There's a pretty obvious reason why it went down that way, of course, but the more I thought about your question, the more I realized that it's the core of Hitman's complicated relationship with the universe where it's set, which is one of the best things about that comic.
Comics have seized center stage at the venerable British Library in London this summer in an exhibition celebrating the history of British comics and the work of British creators. Subtitled, 'Art and Anarchy in the UK', the Comics Unmasked exhibition places an emphasis on protest, outsider culture, and anti-authoritarian voices.
Curated by Adrian Edwards, Paul Gravett, and John Harris Dunning, Comics Unmasked draws heavily on the British Library's own collection to establish and define Britain's relationship to the comics art form -- stirring up nostalgia, scandal, and some surprising discoveries along the way. And Kieron Gillen's giant head.
Writer Alan Moore is teaming up with a team of researchers and an app developer to create "Electricomics," a new platform that a press release claims will enable "digital comics to be made by anyone."
Q: Supposedly it takes three pages to hook a reader before they drop off, so what are the best opening three pages in a comic? -- @shutupadiran

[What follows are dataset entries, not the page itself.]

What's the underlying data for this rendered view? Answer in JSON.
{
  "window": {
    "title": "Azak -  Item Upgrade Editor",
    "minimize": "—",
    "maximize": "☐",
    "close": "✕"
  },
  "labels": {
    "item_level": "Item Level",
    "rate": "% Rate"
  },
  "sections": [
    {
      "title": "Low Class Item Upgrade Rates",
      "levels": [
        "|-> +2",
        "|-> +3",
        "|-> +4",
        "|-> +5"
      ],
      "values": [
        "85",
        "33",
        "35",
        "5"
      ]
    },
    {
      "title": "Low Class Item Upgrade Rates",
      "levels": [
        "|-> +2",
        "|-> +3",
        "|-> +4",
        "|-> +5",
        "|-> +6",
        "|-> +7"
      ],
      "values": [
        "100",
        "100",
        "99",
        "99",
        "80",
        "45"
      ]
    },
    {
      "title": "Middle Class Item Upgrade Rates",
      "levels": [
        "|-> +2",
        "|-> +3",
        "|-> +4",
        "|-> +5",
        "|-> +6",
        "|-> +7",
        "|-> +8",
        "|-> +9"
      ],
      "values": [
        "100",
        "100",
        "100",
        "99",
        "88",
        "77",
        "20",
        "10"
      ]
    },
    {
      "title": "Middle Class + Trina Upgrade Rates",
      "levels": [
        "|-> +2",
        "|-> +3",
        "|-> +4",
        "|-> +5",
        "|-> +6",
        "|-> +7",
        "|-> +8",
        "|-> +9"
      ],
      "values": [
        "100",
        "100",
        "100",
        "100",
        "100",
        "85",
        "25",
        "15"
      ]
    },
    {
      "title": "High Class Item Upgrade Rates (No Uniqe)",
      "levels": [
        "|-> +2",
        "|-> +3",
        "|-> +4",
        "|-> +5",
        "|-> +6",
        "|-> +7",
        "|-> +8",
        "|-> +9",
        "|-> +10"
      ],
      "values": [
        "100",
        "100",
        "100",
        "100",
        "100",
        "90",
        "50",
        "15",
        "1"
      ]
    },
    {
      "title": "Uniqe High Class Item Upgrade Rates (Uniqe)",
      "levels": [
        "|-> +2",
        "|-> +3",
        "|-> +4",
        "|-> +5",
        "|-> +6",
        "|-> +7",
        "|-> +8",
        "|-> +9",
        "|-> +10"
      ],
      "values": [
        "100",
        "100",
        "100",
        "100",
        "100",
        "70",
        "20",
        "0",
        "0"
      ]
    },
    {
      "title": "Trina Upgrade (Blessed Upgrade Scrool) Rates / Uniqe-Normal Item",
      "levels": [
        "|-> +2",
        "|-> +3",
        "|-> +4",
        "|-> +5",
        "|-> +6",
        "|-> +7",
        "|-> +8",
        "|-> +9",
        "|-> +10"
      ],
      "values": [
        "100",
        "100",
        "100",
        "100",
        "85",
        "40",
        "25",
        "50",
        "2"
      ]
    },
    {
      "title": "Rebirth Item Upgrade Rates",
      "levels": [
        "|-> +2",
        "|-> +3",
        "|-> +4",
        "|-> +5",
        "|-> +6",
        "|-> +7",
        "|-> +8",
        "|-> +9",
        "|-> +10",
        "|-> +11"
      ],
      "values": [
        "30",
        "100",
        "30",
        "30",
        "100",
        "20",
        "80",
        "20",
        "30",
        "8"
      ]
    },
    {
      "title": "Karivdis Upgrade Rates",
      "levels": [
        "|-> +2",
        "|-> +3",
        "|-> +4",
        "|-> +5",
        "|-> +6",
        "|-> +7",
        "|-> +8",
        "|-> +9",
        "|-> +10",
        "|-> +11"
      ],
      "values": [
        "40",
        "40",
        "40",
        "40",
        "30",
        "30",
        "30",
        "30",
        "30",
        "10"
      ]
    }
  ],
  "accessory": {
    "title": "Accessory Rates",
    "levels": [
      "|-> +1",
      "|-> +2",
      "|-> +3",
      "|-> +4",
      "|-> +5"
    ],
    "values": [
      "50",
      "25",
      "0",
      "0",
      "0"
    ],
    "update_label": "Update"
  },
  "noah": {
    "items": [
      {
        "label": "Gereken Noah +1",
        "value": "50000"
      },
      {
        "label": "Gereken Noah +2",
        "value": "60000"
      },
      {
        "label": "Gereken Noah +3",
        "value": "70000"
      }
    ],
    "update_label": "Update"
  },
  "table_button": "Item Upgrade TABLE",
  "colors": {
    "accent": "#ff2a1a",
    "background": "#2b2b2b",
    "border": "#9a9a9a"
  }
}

A: Huh. I don't think it's going to surprise anyone to find out that I'm a dude who thinks a lot about how comic books are structured and what you can do within that structure, but I've never heard that bit about the first three pages being where you have to hook the reader. It makes sense, though -- when you look at it, those first three pages, along with the cover, form a distinct storytelling unit, and it's the first thing you see when you pick up and pop open a comic.
Thinking back on comics that I love, there's a really distinct pattern there. I like stuff that builds to a big last page just fine, but the ones that I tend to rave about when those first issues hit always open up strong. It's like the first five seconds of a song. Some of them might build to a crescendo as they go along, but when you have something like the famous beat from "Be My Baby" or the opening harmonics from "I Get Around," you know instantly that you've got something.
Look, we all know it's okay for comic book characters to kill people. It's just that when cops do it, it's something of a grey area. Garth Ennis and Craig Cermak's Red Team, recently collected by Dynamite, takes an old idea and makes it new again, exploring the moral conundrum of taking the law into your own hands. One of the least-talked-about great comics of 2013, Red Team is tense, real, and dead-serious. Which is funny, because I used to think Garth Ennis was stupid.
I'm leaving both of those hanging, by the way. Garth Ennis and the killing thing: hanging.
After years of rumors, speculation, and various stages of development hell, today AMC confirmed that the network will be adapting Garth Ennis and Steve Dillon's Preacher to television. Seth Rogen and Evan Goldberg are attached as executive producers, along with Sam Caitlin (Breaking Bad), who will serve as showrunner. The duo will also write the pilot.